Tell me some more about the parallels between ancient Japanese spiritual traditions and other indigenous beliefs around the world.
I have a very strong connection to Canada, to the Canadian Indians. The calling on the forces of nature and the gods for assistance is very similar to ancient Shinto rites. I am very struck at how similar the rituals and the beliefs are with our own Aborigines too. The kami, or the idea of spirit gods, is central to all these people, as is a reverence for nature. Look at the Aborigines, they' ve been here 40,000 years. It' s basically barren out there, but they haven' t destroyed the environment, they live off that land. All these ancient people had knowledge of how to work with the forces of nature and they' re still doing it today.
Do you think these ancient beliefs will or can be revived in the modern world?
Well, I think that is the message of my work. Ancient beliefs are in the process of being revived and there are people all over the world tuning into this now. It has suddenly all become very relevant with the growing problems we have faced with our environment in recent years. It' s my personal feeling, but if we don' t start listening to these people who have a working knowledge of the forces of nature, then we' re in trouble.
Look at the weather here, it' s been very erratic. And Japan is experiencing an ever-growing pattern of irregular weather. How are we going to cope with it all? Our governments are going to have a hard time, not only in our generation but for those to follow. We have to turn back to the wisdom of our ancestors and listen to nature once more.

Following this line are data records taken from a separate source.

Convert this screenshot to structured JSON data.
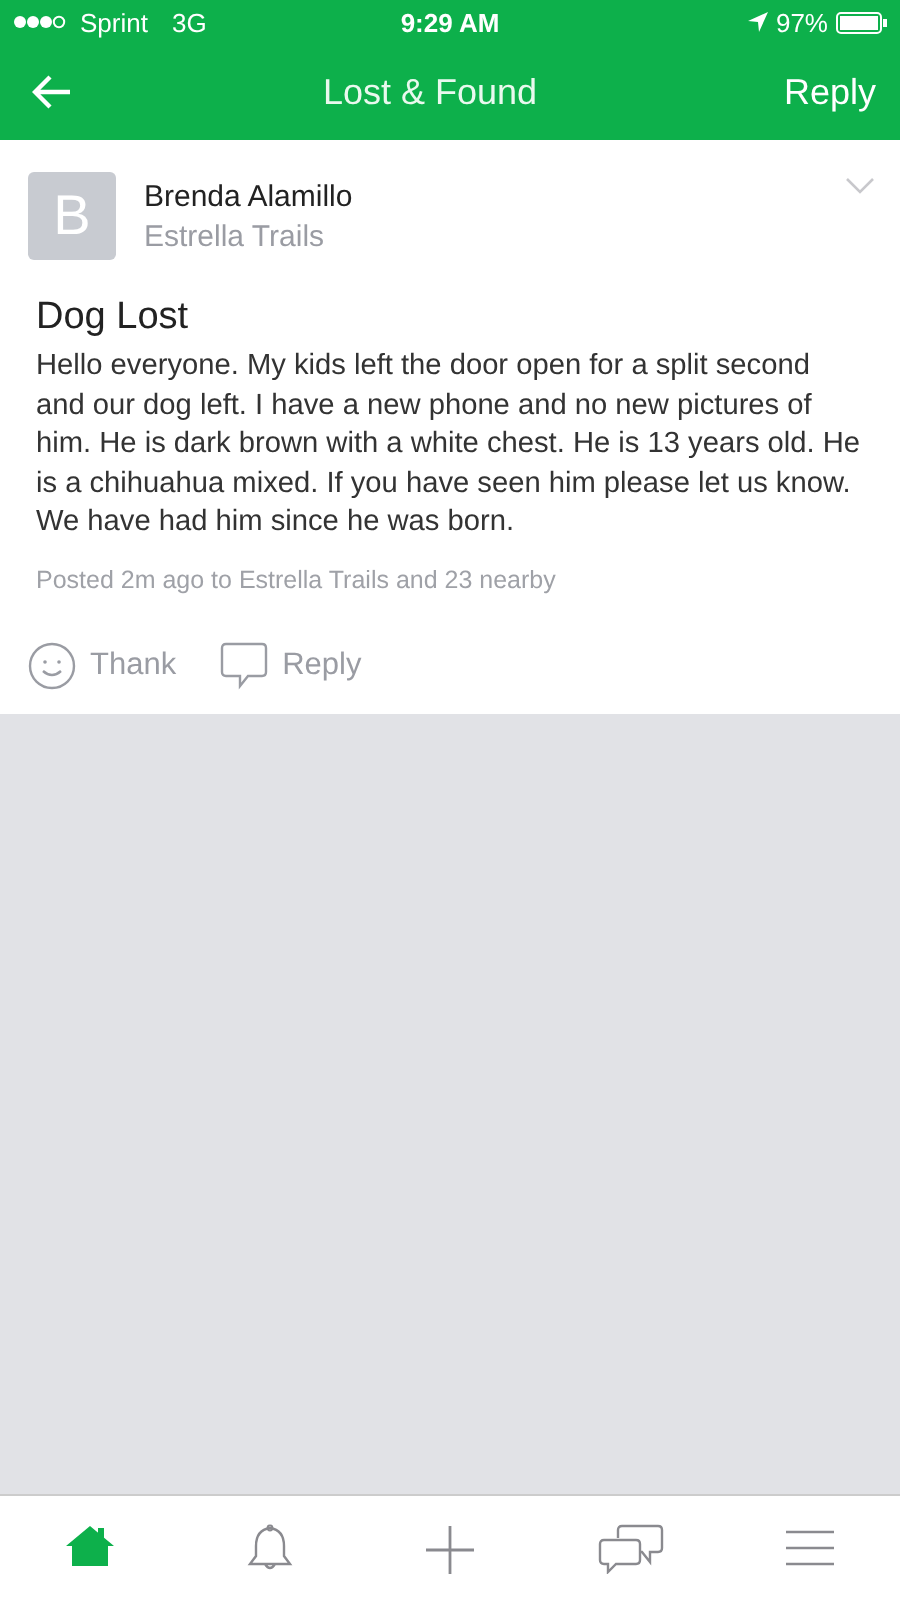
{
  "status_bar": {
    "carrier": "Sprint",
    "network": "3G",
    "time": "9:29 AM",
    "battery": "97%"
  },
  "nav": {
    "title": "Lost & Found",
    "action": "Reply"
  },
  "post": {
    "author": "Brenda Alamillo",
    "avatar_letter": "B",
    "neighborhood": "Estrella Trails",
    "title": "Dog Lost",
    "body": "Hello everyone. My kids left the door open for a split second and our dog left. I have a new phone and no new pictures of him. He is dark brown with a white chest. He is 13 years old. He is a chihuahua mixed. If you have seen him please let us know. We have had him since he was born.",
    "meta": "Posted 2m ago to Estrella Trails and 23 nearby",
    "actions": [
      {
        "kind": "thank",
        "label": "Thank"
      },
      {
        "kind": "reply",
        "label": "Reply"
      }
    ]
  },
  "tab_bar": [
    {
      "kind": "home",
      "selected": true
    },
    {
      "kind": "bell",
      "selected": false
    },
    {
      "kind": "plus",
      "selected": false
    },
    {
      "kind": "chat",
      "selected": false
    },
    {
      "kind": "menu",
      "selected": false
    }
  ]
}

i ' Kami' is usually translated as god, or gods. It is used to refer to the divine in Shinto religion, traditionally interpreted as a mysterious force which resides in natural elements, animals, and certain human beings (Kodansha' s Encyclopaedia).
ii Asuka in Nara Prefecture was the site of several imperial palaces in the 7th century and is considered an ancient capital city.
iii A sacred mountain associated with the Buddhist saint Kobo Daishi (Kukai) in Wakayama prefecture.
iv The Izumo shrine in Shimane prefecture is one of the oldest and most important Shinto shrines in Japan.
*Click photo to enlarge
Privacy & Copyright © The Japan Foundation, Sydney 2006

No comments:

Post a Comment